“Unfortunately, accidents happen on the beach. Rolling logs, rip tides and unstable cliffs are all potentially dangerous,” said Calum Stevenson, Ocean Shore specialist for Oregon Parks and Recreation Department (OPRD).

Near population centers, the signs are as close as 1/4 mile apart. In more remote areas the signs are up to two miles apart or more where there are fewer beach accesses.

The first signs were installed November 2008 in Lincoln City and Devils Lake. Now, 424 signs are in place along nearly the entire coast, except for some private accesses and cities that may come on board later. The 45 miles under U.S. Forest Service (USFS) jurisdiction between Florence and Coos Bay is also unsigned. OPRD is working with the USFS to resolve archaeological and other issues on federal land before proceeding.

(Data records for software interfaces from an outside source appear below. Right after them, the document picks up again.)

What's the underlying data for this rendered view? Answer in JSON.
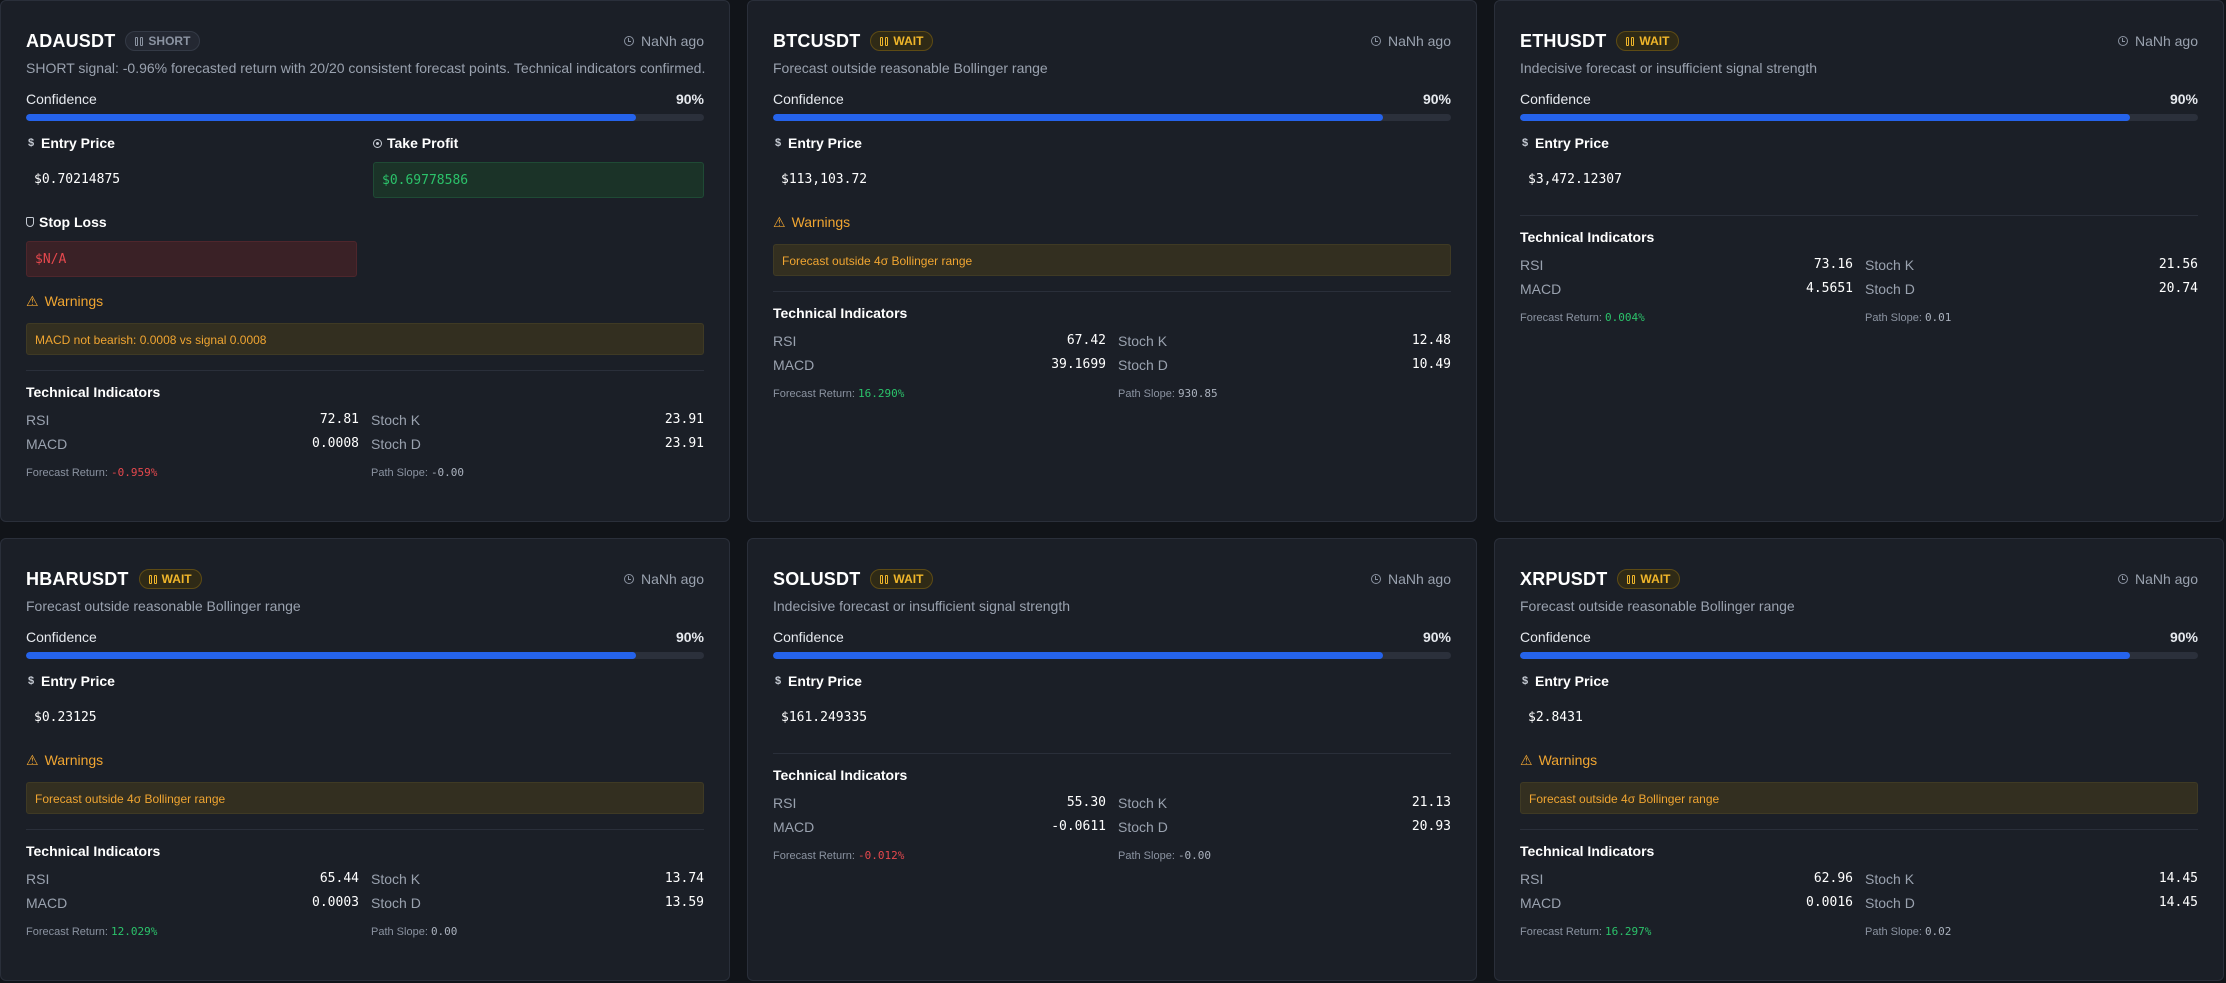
{
  "colors": {
    "accent": "#2563eb",
    "positive": "#2bc26a",
    "negative": "#e5484d",
    "warning": "#f0a531"
  },
  "labels": {
    "confidence": "Confidence",
    "entry_price": "Entry Price",
    "take_profit": "Take Profit",
    "stop_loss": "Stop Loss",
    "warnings": "Warnings",
    "technical_indicators": "Technical Indicators",
    "rsi": "RSI",
    "macd": "MACD",
    "stoch_k": "Stoch K",
    "stoch_d": "Stoch D",
    "forecast_return": "Forecast Return:",
    "path_slope": "Path Slope:"
  },
  "cards": [
    {
      "symbol": "ADAUSDT",
      "badge": "SHORT",
      "badge_type": "short",
      "time": "NaNh ago",
      "description": "SHORT signal: -0.96% forecasted return with 20/20 consistent forecast points. Technical indicators confirmed.",
      "confidence": "90%",
      "confidence_value": 0.9,
      "entry_price": "$0.70214875",
      "take_profit": "$0.69778586",
      "stop_loss": "$N/A",
      "warning": "MACD not bearish: 0.0008 vs signal 0.0008",
      "rsi": "72.81",
      "macd": "0.0008",
      "stoch_k": "23.91",
      "stoch_d": "23.91",
      "forecast_return": "-0.959%",
      "forecast_sign": "neg",
      "path_slope": "-0.00"
    },
    {
      "symbol": "BTCUSDT",
      "badge": "WAIT",
      "badge_type": "wait",
      "time": "NaNh ago",
      "description": "Forecast outside reasonable Bollinger range",
      "confidence": "90%",
      "confidence_value": 0.9,
      "entry_price": "$113,103.72",
      "warning": "Forecast outside 4σ Bollinger range",
      "rsi": "67.42",
      "macd": "39.1699",
      "stoch_k": "12.48",
      "stoch_d": "10.49",
      "forecast_return": "16.290%",
      "forecast_sign": "pos",
      "path_slope": "930.85"
    },
    {
      "symbol": "ETHUSDT",
      "badge": "WAIT",
      "badge_type": "wait",
      "time": "NaNh ago",
      "description": "Indecisive forecast or insufficient signal strength",
      "confidence": "90%",
      "confidence_value": 0.9,
      "entry_price": "$3,472.12307",
      "rsi": "73.16",
      "macd": "4.5651",
      "stoch_k": "21.56",
      "stoch_d": "20.74",
      "forecast_return": "0.004%",
      "forecast_sign": "pos",
      "path_slope": "0.01"
    },
    {
      "symbol": "HBARUSDT",
      "badge": "WAIT",
      "badge_type": "wait",
      "time": "NaNh ago",
      "description": "Forecast outside reasonable Bollinger range",
      "confidence": "90%",
      "confidence_value": 0.9,
      "entry_price": "$0.23125",
      "warning": "Forecast outside 4σ Bollinger range",
      "rsi": "65.44",
      "macd": "0.0003",
      "stoch_k": "13.74",
      "stoch_d": "13.59",
      "forecast_return": "12.029%",
      "forecast_sign": "pos",
      "path_slope": "0.00"
    },
    {
      "symbol": "SOLUSDT",
      "badge": "WAIT",
      "badge_type": "wait",
      "time": "NaNh ago",
      "description": "Indecisive forecast or insufficient signal strength",
      "confidence": "90%",
      "confidence_value": 0.9,
      "entry_price": "$161.249335",
      "rsi": "55.30",
      "macd": "-0.0611",
      "stoch_k": "21.13",
      "stoch_d": "20.93",
      "forecast_return": "-0.012%",
      "forecast_sign": "neg",
      "path_slope": "-0.00"
    },
    {
      "symbol": "XRPUSDT",
      "badge": "WAIT",
      "badge_type": "wait",
      "time": "NaNh ago",
      "description": "Forecast outside reasonable Bollinger range",
      "confidence": "90%",
      "confidence_value": 0.9,
      "entry_price": "$2.8431",
      "warning": "Forecast outside 4σ Bollinger range",
      "rsi": "62.96",
      "macd": "0.0016",
      "stoch_k": "14.45",
      "stoch_d": "14.45",
      "forecast_return": "16.297%",
      "forecast_sign": "pos",
      "path_slope": "0.02"
    }
  ]
}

The $78,000 project was funded by a combination of visitor fees and Oregon lottery dollars that are dedicated to state parks. Some coastal cities have shared in the cost of creating and installing signs. Private communities, such as Salishan in Lincoln City are paying for their own signs.

Tips for hiking in autumn weather (2014)


Fall hikesWhether you’re on a mushroom search or exploring a new area or trail, the hike can turn serious if you’re not prepared. Every fall, a few adventurers get lost.

Follow these precautions to stay safe:

  • Use a map to plan your trip and familiarize yourself with the area in advance.
  • Inform someone of where you’re going and when you plan to return.
  • Hike with a companion.
  • Carry and drink plenty of water.
  • Wind and rain storms are common in the fall and winter. Dress in layers, avoid cotton and carry quality rain gear.
  • Don’t go hiking if a storm is in the forecast, and turn back in bad weather.
  • Carry a map and compass, and know how to use them.
  • Also carry with you these essential items: flashlight, matches, first aid kit, whistle, plastic garbage bag and pocket knife.

If you’re looking for mushrooms, consider joining a guided  hike. Fort Stevens State Park is hosting two this month: Nov. 10 and 30 at 1 p.m., led by Park Ranger Dane Osis. Information: 503-861-3170 or email dane.osis@oregon.gov

Need some hiking inspiration? Take a look at the Pacific Crest Trail (PCT) Association web pages celebrating the upcoming “Wild” movie release. PCT thru-hikers share some of their wild stories, including Columbia River Gorge Park Ranger Dorothy “Bacon Bit” Brown-Kwaiser, who hiked the trail in 2012.